02: The Ballad Of Gay Tony
Game: Grand Theft Auto IV
Developer: Rockstar Games
Everybody loved GTA IV, but there bound to be a few criticisms. Most were reactions to the subtler, more grown-up tone, which stood in stark contrast next to some of San Andreas’s sillier moments. Where was the parachuting? The secret military bomber planes? The jetpacks? Luckily, after expansion The Lost and Damned provided lots of bikes and little else, The Ballad Of Gay Tony arrived to camp things up. Not only did basejumping make a welcome return, but prototype missile-spewing helicopters, APC chases down the highway and even stealing a train straight from the tracks were all stand-out features of an expansion that hugely changed the tone and possibilities of a whole city.
01: Brood War
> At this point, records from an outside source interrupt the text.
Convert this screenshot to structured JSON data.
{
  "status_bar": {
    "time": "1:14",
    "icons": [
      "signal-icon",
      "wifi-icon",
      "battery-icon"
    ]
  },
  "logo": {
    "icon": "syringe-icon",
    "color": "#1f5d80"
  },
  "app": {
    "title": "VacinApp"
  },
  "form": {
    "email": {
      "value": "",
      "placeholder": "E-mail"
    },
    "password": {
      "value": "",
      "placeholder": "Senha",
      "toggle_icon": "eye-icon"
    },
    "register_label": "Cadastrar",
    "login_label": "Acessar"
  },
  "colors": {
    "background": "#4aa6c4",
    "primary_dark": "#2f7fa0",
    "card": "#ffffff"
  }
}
If there was one thing wrong with Blizzard’s genre defining real time stratergy game, it was that there just wasn't enough of it. For a game the didn't really need a powerful narrative, Starcraft created a very compelling fiction to motivate players to keep playing. And with enough effort it didn't take long beat the game. While satifying, the ending left a the fate of a lot of the characters open. Brood War picked up just two days after the end of Statcraft delivering an excellent narative, that focused on the Queen of Blades herself, Kerrigan. Brood War could easily have been just a story expansion and still be considered fantastic, but Blizzard had other plans. By introducing a host of new units, Brood War elevated it's gameplay as well and firmly entrenched itself as the only competitive RTS.